**Problem description**
All of the data below is to be copied again without changes.

Excerpts from an interface dataset
↓↓↓

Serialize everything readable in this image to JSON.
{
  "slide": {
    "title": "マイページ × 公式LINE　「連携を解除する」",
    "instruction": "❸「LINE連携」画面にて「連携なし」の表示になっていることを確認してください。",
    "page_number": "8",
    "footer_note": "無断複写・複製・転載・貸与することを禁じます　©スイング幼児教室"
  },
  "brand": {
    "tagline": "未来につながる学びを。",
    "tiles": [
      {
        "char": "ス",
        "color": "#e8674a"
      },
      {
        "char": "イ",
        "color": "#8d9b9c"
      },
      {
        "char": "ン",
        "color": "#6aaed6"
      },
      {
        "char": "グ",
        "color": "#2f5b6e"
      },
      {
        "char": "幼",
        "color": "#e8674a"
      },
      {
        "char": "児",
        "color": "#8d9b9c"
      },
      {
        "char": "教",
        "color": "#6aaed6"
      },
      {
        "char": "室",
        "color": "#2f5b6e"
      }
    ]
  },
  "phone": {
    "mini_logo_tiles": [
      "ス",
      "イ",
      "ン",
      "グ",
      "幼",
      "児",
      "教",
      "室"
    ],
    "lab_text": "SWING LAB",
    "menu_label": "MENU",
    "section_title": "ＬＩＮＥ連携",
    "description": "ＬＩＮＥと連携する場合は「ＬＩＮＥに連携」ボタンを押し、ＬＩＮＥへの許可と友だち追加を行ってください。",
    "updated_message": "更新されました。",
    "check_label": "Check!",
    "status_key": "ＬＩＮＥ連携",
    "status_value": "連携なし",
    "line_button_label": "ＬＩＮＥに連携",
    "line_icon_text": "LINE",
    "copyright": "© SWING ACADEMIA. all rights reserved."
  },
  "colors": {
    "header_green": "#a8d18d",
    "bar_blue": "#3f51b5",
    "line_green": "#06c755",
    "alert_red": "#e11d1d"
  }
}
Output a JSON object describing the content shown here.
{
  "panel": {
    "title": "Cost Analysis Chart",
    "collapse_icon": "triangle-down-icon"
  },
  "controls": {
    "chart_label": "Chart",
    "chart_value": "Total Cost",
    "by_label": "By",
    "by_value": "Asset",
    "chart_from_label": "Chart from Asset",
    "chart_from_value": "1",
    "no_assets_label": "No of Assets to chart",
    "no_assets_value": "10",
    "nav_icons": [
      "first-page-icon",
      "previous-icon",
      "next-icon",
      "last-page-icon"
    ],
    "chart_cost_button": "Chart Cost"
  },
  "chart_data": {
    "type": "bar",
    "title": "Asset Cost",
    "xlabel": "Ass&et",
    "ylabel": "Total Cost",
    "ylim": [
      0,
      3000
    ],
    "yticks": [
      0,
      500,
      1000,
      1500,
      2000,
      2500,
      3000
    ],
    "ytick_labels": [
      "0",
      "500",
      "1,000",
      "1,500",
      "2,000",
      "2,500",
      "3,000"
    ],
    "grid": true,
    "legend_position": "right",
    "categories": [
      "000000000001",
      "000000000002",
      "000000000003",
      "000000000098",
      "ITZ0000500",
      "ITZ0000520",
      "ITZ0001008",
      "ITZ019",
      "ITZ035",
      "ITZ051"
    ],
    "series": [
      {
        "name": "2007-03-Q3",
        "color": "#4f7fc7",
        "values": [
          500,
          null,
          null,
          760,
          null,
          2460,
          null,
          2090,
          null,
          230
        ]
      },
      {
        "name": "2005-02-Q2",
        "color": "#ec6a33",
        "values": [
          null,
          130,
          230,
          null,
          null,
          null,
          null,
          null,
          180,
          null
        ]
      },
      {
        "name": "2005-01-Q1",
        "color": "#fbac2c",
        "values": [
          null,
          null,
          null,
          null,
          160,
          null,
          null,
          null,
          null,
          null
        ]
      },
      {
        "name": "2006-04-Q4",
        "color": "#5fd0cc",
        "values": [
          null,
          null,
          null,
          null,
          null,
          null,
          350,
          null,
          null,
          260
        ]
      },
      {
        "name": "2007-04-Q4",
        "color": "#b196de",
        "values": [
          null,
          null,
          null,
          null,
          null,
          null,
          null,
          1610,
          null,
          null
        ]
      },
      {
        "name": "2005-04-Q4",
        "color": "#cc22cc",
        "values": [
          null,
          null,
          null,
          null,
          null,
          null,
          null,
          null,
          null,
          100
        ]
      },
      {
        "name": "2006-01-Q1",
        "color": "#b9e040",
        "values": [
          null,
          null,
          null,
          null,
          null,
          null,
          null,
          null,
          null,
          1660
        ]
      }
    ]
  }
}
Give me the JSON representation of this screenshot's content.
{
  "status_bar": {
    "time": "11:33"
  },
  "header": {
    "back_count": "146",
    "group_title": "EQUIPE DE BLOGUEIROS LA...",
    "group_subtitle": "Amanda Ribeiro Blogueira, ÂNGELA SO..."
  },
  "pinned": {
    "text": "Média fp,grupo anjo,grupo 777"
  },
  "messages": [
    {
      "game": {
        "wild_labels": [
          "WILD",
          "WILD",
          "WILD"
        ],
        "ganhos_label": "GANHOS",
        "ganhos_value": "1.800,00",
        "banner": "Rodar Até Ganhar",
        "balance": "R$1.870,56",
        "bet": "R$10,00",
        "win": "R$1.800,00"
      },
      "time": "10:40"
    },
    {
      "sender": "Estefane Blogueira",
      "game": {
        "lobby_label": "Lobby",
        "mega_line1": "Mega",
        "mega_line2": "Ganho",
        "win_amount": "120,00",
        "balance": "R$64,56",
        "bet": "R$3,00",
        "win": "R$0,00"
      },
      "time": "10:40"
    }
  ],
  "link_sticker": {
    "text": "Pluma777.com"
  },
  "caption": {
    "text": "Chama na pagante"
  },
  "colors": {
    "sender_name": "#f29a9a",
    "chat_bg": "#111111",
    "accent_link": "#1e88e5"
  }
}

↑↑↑

**Answer for the task**
Serialize everything readable in this image to JSON.
{
  "slide": {
    "title": "マイページ × 公式LINE　「連携を解除する」",
    "instruction": "❸「LINE連携」画面にて「連携なし」の表示になっていることを確認してください。",
    "page_number": "8",
    "footer_note": "無断複写・複製・転載・貸与することを禁じます　©スイング幼児教室"
  },
  "brand": {
    "tagline": "未来につながる学びを。",
    "tiles": [
      {
        "char": "ス",
        "color": "#e8674a"
      },
      {
        "char": "イ",
        "color": "#8d9b9c"
      },
      {
        "char": "ン",
        "color": "#6aaed6"
      },
      {
        "char": "グ",
        "color": "#2f5b6e"
      },
      {
        "char": "幼",
        "color": "#e8674a"
      },
      {
        "char": "児",
        "color": "#8d9b9c"
      },
      {
        "char": "教",
        "color": "#6aaed6"
      },
      {
        "char": "室",
        "color": "#2f5b6e"
      }
    ]
  },
  "phone": {
    "mini_logo_tiles": [
      "ス",
      "イ",
      "ン",
      "グ",
      "幼",
      "児",
      "教",
      "室"
    ],
    "lab_text": "SWING LAB",
    "menu_label": "MENU",
    "section_title": "ＬＩＮＥ連携",
    "description": "ＬＩＮＥと連携する場合は「ＬＩＮＥに連携」ボタンを押し、ＬＩＮＥへの許可と友だち追加を行ってください。",
    "updated_message": "更新されました。",
    "check_label": "Check!",
    "status_key": "ＬＩＮＥ連携",
    "status_value": "連携なし",
    "line_button_label": "ＬＩＮＥに連携",
    "line_icon_text": "LINE",
    "copyright": "© SWING ACADEMIA. all rights reserved."
  },
  "colors": {
    "header_green": "#a8d18d",
    "bar_blue": "#3f51b5",
    "line_green": "#06c755",
    "alert_red": "#e11d1d"
  }
}
Output a JSON object describing the content shown here.
{
  "panel": {
    "title": "Cost Analysis Chart",
    "collapse_icon": "triangle-down-icon"
  },
  "controls": {
    "chart_label": "Chart",
    "chart_value": "Total Cost",
    "by_label": "By",
    "by_value": "Asset",
    "chart_from_label": "Chart from Asset",
    "chart_from_value": "1",
    "no_assets_label": "No of Assets to chart",
    "no_assets_value": "10",
    "nav_icons": [
      "first-page-icon",
      "previous-icon",
      "next-icon",
      "last-page-icon"
    ],
    "chart_cost_button": "Chart Cost"
  },
  "chart_data": {
    "type": "bar",
    "title": "Asset Cost",
    "xlabel": "Ass&et",
    "ylabel": "Total Cost",
    "ylim": [
      0,
      3000
    ],
    "yticks": [
      0,
      500,
      1000,
      1500,
      2000,
      2500,
      3000
    ],
    "ytick_labels": [
      "0",
      "500",
      "1,000",
      "1,500",
      "2,000",
      "2,500",
      "3,000"
    ],
    "grid": true,
    "legend_position": "right",
    "categories": [
      "000000000001",
      "000000000002",
      "000000000003",
      "000000000098",
      "ITZ0000500",
      "ITZ0000520",
      "ITZ0001008",
      "ITZ019",
      "ITZ035",
      "ITZ051"
    ],
    "series": [
      {
        "name": "2007-03-Q3",
        "color": "#4f7fc7",
        "values": [
          500,
          null,
          null,
          760,
          null,
          2460,
          null,
          2090,
          null,
          230
        ]
      },
      {
        "name": "2005-02-Q2",
        "color": "#ec6a33",
        "values": [
          null,
          130,
          230,
          null,
          null,
          null,
          null,
          null,
          180,
          null
        ]
      },
      {
        "name": "2005-01-Q1",
        "color": "#fbac2c",
        "values": [
          null,
          null,
          null,
          null,
          160,
          null,
          null,
          null,
          null,
          null
        ]
      },
      {
        "name": "2006-04-Q4",
        "color": "#5fd0cc",
        "values": [
          null,
          null,
          null,
          null,
          null,
          null,
          350,
          null,
          null,
          260
        ]
      },
      {
        "name": "2007-04-Q4",
        "color": "#b196de",
        "values": [
          null,
          null,
          null,
          null,
          null,
          null,
          null,
          1610,
          null,
          null
        ]
      },
      {
        "name": "2005-04-Q4",
        "color": "#cc22cc",
        "values": [
          null,
          null,
          null,
          null,
          null,
          null,
          null,
          null,
          null,
          100
        ]
      },
      {
        "name": "2006-01-Q1",
        "color": "#b9e040",
        "values": [
          null,
          null,
          null,
          null,
          null,
          null,
          null,
          null,
          null,
          1660
        ]
      }
    ]
  }
}
Give me the JSON representation of this screenshot's content.
{
  "status_bar": {
    "time": "11:33"
  },
  "header": {
    "back_count": "146",
    "group_title": "EQUIPE DE BLOGUEIROS LA...",
    "group_subtitle": "Amanda Ribeiro Blogueira, ÂNGELA SO..."
  },
  "pinned": {
    "text": "Média fp,grupo anjo,grupo 777"
  },
  "messages": [
    {
      "game": {
        "wild_labels": [
          "WILD",
          "WILD",
          "WILD"
        ],
        "ganhos_label": "GANHOS",
        "ganhos_value": "1.800,00",
        "banner": "Rodar Até Ganhar",
        "balance": "R$1.870,56",
        "bet": "R$10,00",
        "win": "R$1.800,00"
      },
      "time": "10:40"
    },
    {
      "sender": "Estefane Blogueira",
      "game": {
        "lobby_label": "Lobby",
        "mega_line1": "Mega",
        "mega_line2": "Ganho",
        "win_amount": "120,00",
        "balance": "R$64,56",
        "bet": "R$3,00",
        "win": "R$0,00"
      },
      "time": "10:40"
    }
  ],
  "link_sticker": {
    "text": "Pluma777.com"
  },
  "caption": {
    "text": "Chama na pagante"
  },
  "colors": {
    "sender_name": "#f29a9a",
    "chat_bg": "#111111",
    "accent_link": "#1e88e5"
  }
}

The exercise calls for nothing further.